Goldy is by no means a speedster. Looking at all players in the majors who have had a minimum of 100 opportunities over the last five years, Goldy ranks in the bottom half with a 27.1 ft/s sprint speed. This is around average, but a whole 2.7 ft/s slower than Harrison Bader who holds the St. Louis Cardinals’ title as the speediest base runner over this five year period with at least 100 opportunities.
Among first basemen with at least 25 opportunities, Goldys’ 27.1 ft/s average over the last five years is in the top quartile. On the Baseball Tonight podcast, Phil Nevin went into additional detail on Goldschmidts’ baserunning.
"“Goldy runs pretty well for a big guy, but he studies it and knows his angles to shorten those turns and maximize his speed when running”– Phil Nevin"
The St. Louis Cardinals’ first baseman also holds the record for the highest career stolen base percentage (79.4%) of all time first basemen (from 1951 onwards when stolen base attempts were recorded). Noting this is players with at least 25 stolen base attempts where they’ve played first base for at least 60% of their plate appearances, check out the full list here.
If you look since 2011 when Goldschmidt joined the majors, he has swiped more bags (127) than any two other players combined! Here are the top five stolen-base totals for first basemen over this period (with at least 60% of their playing time spent at first):
- Paul Goldschmidt: 127
- Eric Hosmer: 67
- Anthony Rizzo: 57
- Joey Votto: 51
- Brandon Belt: 43
124 of these stolen bases came in Arizona, where Goldy currently holds the spot for the second-most stolen bases in franchise history (behind only Tony Womack who has 182) which is standout for a first baseman.
Goldschmidt currently stands as the only active first baseman with over 30 stolen bags in a season (32 in 2016). This sits 67th among all active position players (ahead of the likes of Dee Gordon in 2018 and every Mike Trout season since 2013) and is 5th highest all-time for first basemen.
During this exceptional baserunning season, in the penultimate game against the San Diego Padres, Goldy stole three bases in one game making him one of only three first baseman to have stolen three bases in a game in this century (along with Wil Myers in 2017 and Ryan Klesko in 2001).
Finally not only does Goldy have high skill levels at stealing bases, but he also excels at taking extra bases. The MLB average for 2019 was 40% based on the Baseball Reference extra bases taken metric (xBT%). xBT percentage looks at the percentage that a runner advances more than one base on a single or more than two bases on a double, when possible.

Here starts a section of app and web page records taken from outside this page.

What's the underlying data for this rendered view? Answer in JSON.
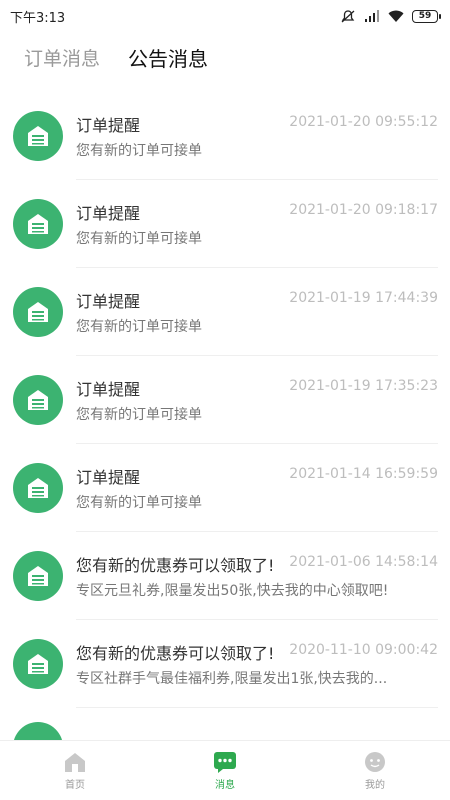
{
  "status_bar": {
    "time": "下午3:13",
    "battery": "59"
  },
  "tabs": [
    {
      "label": "订单消息",
      "active": false
    },
    {
      "label": "公告消息",
      "active": true
    }
  ],
  "messages": [
    {
      "title": "订单提醒",
      "time": "2021-01-20 09:55:12",
      "desc": "您有新的订单可接单"
    },
    {
      "title": "订单提醒",
      "time": "2021-01-20 09:18:17",
      "desc": "您有新的订单可接单"
    },
    {
      "title": "订单提醒",
      "time": "2021-01-19 17:44:39",
      "desc": "您有新的订单可接单"
    },
    {
      "title": "订单提醒",
      "time": "2021-01-19 17:35:23",
      "desc": "您有新的订单可接单"
    },
    {
      "title": "订单提醒",
      "time": "2021-01-14 16:59:59",
      "desc": "您有新的订单可接单"
    },
    {
      "title": "您有新的优惠券可以领取了!",
      "time": "2021-01-06 14:58:14",
      "desc": "专区元旦礼券,限量发出50张,快去我的中心领取吧!"
    },
    {
      "title": "您有新的优惠券可以领取了!",
      "time": "2020-11-10 09:00:42",
      "desc": "专区社群手气最佳福利券,限量发出1张,快去我的..."
    }
  ],
  "bottom_nav": [
    {
      "label": "首页",
      "icon": "home-icon",
      "active": false
    },
    {
      "label": "消息",
      "icon": "message-icon",
      "active": true
    },
    {
      "label": "我的",
      "icon": "profile-icon",
      "active": false
    }
  ],
  "colors": {
    "accent": "#2ea94f",
    "avatar": "#3cb371",
    "inactive": "#9a9a9a"
  }
}
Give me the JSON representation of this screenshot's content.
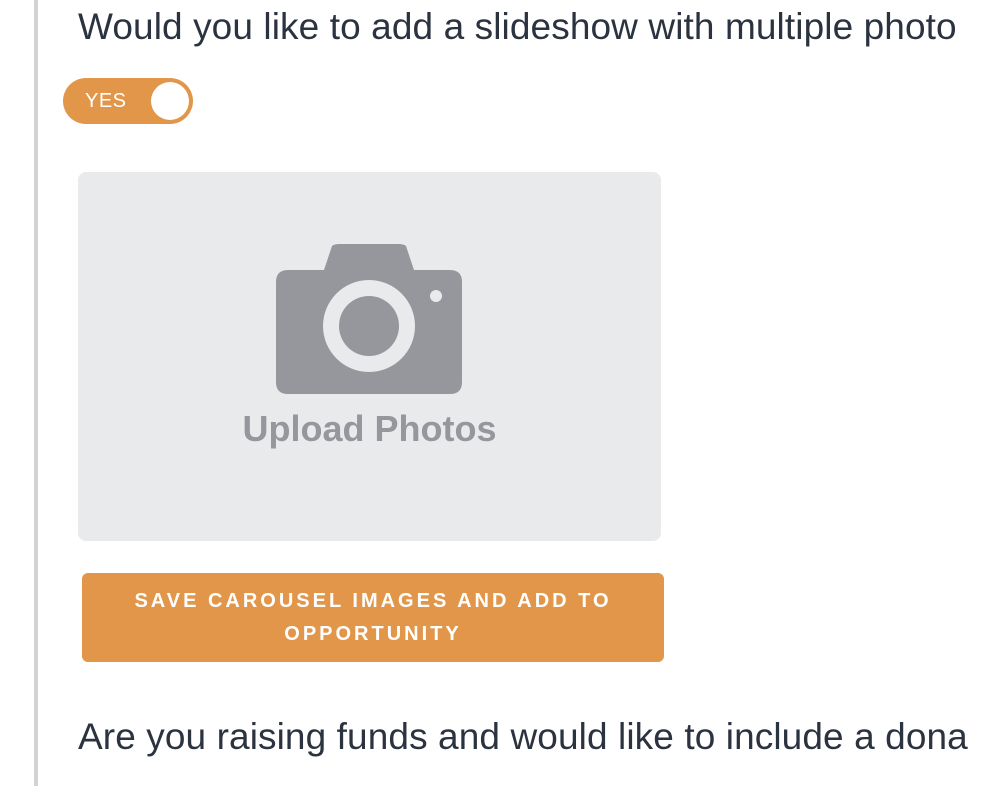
{
  "slideshow_question": {
    "text": "Would you like to add a slideshow with multiple photo"
  },
  "slideshow_toggle": {
    "label": "YES",
    "state": "on",
    "color": "#e2964a"
  },
  "upload_area": {
    "icon": "camera-icon",
    "label": "Upload Photos"
  },
  "save_button": {
    "label": "SAVE CAROUSEL IMAGES AND ADD TO OPPORTUNITY",
    "color": "#e2964a"
  },
  "donation_question": {
    "text": "Are you raising funds and would like to include a dona"
  },
  "colors": {
    "accent": "#e2964a",
    "icon_gray": "#95979c",
    "upload_bg": "#e9eaec"
  }
}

Over his career to date, Goldy has a 45% xBT percentage which is higher than the likes of Trea Turner (43%) and Cody Bellinger (44%). In his 2019 season with the St. Louis Cardinals, Goldschmidt had the third-highest xBT% (47%) among all Redbirds with at last ten or more bases taken.
It’s evident how seriously Goldy takes his baserunning and how much of a positive impact it has on his overall gameplay and its benefit to a team.
In 2019, after joining the St. Louis Cardinals, his stolen base total dropped dramatically to only three (though he was only caught stealing once), but his overall baserunning metric (3.2 BsR) was still up there with his best years and in the top three of all first basemen in the majors. This is likely due to changing coaches from his good friend Dave McKay and adapting to a new ballpark.
If the 2020 season does take place, there is no doubt Goldy will be continuing that baserunning efficiency and hopefully with an increase of bags stolen!